Magnesia or Magnesia on the Maeander (Ancient Greek: [eth][pounds sterling][eth][eth][eth]'[eth][cedilla]Ia[eth][macron][eth] [sz]-i ICIu[sz]'[sup.1]Ie [eth][pounds sterling][eth][eth] [eth]1/4[eth]'[eth][sup.3]Iu[sz]A or [eth][pounds sterling][eth][eth][eth]'[eth][cedilla]Ia[eth][macron][eth] [sz]-i [sz]-...IC[sz]'[micro] [eth][pounds sterling][eth][eth] [eth]1/4[eth]'[eth][sup.3]Iu[sz]A; Latin: Magnesia ad Maeandrum) was an ancient Greek city in Ionia, considerable in size, at an important location commercially and strategically in the triangle of Priene, Ephesus and Tralles.
Arthemis of Ephesus, Apollon of Didyma, Kybele of Anatolia, Athena of Priene, Apollon of Klaros, Aphrodite of Miletus, Heraion of Samos, Phokaian Athena and Kybele, Athena of Smyrna and many other gods and goddesses of Ionia were the major elements of Paganism in that region.

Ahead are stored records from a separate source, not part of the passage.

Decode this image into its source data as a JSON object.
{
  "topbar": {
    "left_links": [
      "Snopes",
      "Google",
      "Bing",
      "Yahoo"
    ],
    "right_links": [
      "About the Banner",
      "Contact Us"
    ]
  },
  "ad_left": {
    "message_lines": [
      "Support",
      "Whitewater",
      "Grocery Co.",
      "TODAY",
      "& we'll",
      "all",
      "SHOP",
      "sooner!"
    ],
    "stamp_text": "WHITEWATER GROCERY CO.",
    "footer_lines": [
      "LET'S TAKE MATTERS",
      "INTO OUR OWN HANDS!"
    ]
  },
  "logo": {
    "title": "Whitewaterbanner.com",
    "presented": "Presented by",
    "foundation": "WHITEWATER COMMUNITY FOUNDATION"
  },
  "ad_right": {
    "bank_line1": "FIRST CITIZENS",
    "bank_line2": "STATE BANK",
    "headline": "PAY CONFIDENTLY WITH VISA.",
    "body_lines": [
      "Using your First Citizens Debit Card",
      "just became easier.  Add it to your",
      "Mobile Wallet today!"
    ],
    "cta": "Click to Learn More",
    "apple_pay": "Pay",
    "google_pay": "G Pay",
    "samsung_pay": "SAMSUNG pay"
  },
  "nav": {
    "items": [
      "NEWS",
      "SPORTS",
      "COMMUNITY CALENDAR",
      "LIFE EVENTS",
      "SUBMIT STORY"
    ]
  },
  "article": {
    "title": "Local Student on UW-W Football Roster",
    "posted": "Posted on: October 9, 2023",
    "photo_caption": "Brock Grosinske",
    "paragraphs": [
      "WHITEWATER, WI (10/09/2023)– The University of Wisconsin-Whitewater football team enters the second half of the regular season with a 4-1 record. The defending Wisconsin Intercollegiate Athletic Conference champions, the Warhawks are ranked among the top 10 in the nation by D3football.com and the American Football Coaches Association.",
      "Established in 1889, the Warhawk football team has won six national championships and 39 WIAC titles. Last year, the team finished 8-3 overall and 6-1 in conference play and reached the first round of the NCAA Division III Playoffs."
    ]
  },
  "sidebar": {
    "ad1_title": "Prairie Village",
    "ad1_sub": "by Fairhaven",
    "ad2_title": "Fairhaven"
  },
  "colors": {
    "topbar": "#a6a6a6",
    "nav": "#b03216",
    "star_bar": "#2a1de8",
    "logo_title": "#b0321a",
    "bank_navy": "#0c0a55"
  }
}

8d) by other gastropods such as Priene spp., Mitrella unifasciata (Sowerby, 1832), and Mitra orientalis (Griffith & Pidgeon, 1838); equinoderms such as Stichaster striatus (Muller & Troschel, 1880), and fishes such as Chromis crusma (Valenciennes, 1833) and Cheilodactylus variegatus (Valenciennes, 1833).
Stops will include Ephesus, famous not only as an ancient Greek theatrical site but also as the setting of The Comedy of Errors; and Priene, Turkey, where company member Miriam Laube will offer a reading in the ruins of a 4th-century BCE theatre.